Wanda Jackson doesn’t just have a way with a tune and style, she’s also pretty good at attracting icons.
As a teen breaking out in the music industry back in the mid-50s, the Oklahoma City native caught the ear and eye of Elvis Presley.
“That was a big turning point for me,” Jackson said. “I was a country singer until Elvis exposed me to rockabilly and that changed everything for me. Rockabilly was new and exciting.”
Jackson, 73, started riding the rockabilly revival wave over recent years. While performing at a bowling alley five-years ago in Asbury Park, NJ, Bruce Springsteen slipped into the cozy venue to catch Jackson.
“It’s always great to have people come out to see you whether they’re famous or not,” Jackson said. “I’ve been really fortunate.”
The latest singer of considerable acclaim to pay homage to Jackson is venerable White Stripes/Raconteuer visionary Jack White. Jackson, who produced Loretta Lynn’s Grammy winning disc ‘Van Lear Rose,’ in 2004, produced and played on Jackson’s latest album, ‘The Party Ain’t Over,’ which dropped three weeks ago.
Jackson covers Amy Winehouse’s ‘You Know I’m No Good’ and Bob Dylan’s ‘Thunder on the Mountain’ and absolutely nails the songs. She’s also on fine form while offering a terrific version of the Andrews Sisters’ ‘Drinking Rum and Coca Cola.’
“It’s nice when someone takes an interest in you,” Jackson said. “Working with him (White) is just great. I’ve been very fortunate with this. That all goes back to Elvis.”
Presley helped Jackson become a rockabilly queen. She recorded the Presley hit ‘Let’s Have a Party’ in 1960
“That was a hit in so many places,” Jackson said. “That helped get things rolling for me.”
Jackson, who was inducted into the Rock and Roll Hall of Fame in 2009, scored a hit with ‘Fujiyama Mama,’ which became a smash in Japan. “I got so big in Japan,” Jackson says. “It’s still an anthem over there.”
But Jackson, who will perform Tuesday at the World Café Live, doesn’t have to go to Asia for adoration. She has a cult of fans here, due in part to another singer-songwriter. “I went out with Rosie Flores in 1995 for a few weeks and that helped me connect with a younger group of fans,” Jackson said. “It was like breaking all over again. So I continued to tour and there is nothing more I appreciate than being able to go out before an audience.”
A number of musical luminaries helped Jackson’s career but she owes much of her success to her supportive parents.
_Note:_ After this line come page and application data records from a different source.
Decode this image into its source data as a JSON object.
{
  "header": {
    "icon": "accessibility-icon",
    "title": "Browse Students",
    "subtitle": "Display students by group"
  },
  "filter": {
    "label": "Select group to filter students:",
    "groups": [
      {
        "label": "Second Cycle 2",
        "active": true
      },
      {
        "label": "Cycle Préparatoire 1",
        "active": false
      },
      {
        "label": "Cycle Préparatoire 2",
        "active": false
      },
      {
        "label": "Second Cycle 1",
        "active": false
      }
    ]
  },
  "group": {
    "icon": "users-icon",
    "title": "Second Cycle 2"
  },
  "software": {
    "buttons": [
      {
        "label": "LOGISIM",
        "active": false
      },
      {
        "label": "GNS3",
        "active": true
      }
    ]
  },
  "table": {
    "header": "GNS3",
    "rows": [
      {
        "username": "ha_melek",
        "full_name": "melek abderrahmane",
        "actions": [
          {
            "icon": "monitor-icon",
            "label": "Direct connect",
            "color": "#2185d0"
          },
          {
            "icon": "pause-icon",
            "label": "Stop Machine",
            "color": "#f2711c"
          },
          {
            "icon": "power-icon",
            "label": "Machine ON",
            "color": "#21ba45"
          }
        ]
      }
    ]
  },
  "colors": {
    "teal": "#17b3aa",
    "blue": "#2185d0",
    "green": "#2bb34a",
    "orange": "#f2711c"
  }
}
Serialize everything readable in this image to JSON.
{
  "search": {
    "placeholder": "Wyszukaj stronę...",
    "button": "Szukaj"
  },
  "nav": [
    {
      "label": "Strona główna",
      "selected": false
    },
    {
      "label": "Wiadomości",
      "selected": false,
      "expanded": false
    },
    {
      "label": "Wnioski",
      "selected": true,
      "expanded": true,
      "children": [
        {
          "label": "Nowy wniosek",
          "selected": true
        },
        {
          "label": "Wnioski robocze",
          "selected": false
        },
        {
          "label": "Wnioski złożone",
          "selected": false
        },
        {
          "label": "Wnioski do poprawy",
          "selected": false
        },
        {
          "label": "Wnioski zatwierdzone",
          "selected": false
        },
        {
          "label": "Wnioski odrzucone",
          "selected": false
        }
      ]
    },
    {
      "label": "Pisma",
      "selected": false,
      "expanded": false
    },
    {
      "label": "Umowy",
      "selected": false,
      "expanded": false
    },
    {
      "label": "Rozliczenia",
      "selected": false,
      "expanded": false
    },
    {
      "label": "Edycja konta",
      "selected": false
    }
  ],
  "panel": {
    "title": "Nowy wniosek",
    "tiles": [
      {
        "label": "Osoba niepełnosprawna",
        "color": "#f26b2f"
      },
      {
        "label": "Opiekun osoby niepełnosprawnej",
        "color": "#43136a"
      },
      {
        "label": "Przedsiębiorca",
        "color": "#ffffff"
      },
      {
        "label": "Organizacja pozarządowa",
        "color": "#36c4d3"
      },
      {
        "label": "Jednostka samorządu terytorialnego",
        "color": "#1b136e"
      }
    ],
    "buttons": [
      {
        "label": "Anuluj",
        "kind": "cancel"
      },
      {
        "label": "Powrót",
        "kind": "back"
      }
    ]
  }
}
“I was introduced to country music thanks to my father,” Jackson said. “He taught me how to play guitar and we used to sing together. My daddy was so excited that I liked the music that he liked. He was instrumental, not just in terms of encouragement but he showed me how the business works. He even quit his job after I got out of school in order to travel with me. My mother made my outfits I wore onstage. I wouldn’t have made it without them.”
Jackson, who was cool enough to hang with the big boys during the ‘50s when equality was just a notion, still has a swagger about her when she takes the stage.
“I think it’s that I just have fun when I get up there,” Jackson said. “I go up there and perform to the best of my ability. That goes back to what my daddy always told me, which was to show up on time and do your best. That’s all I can do.”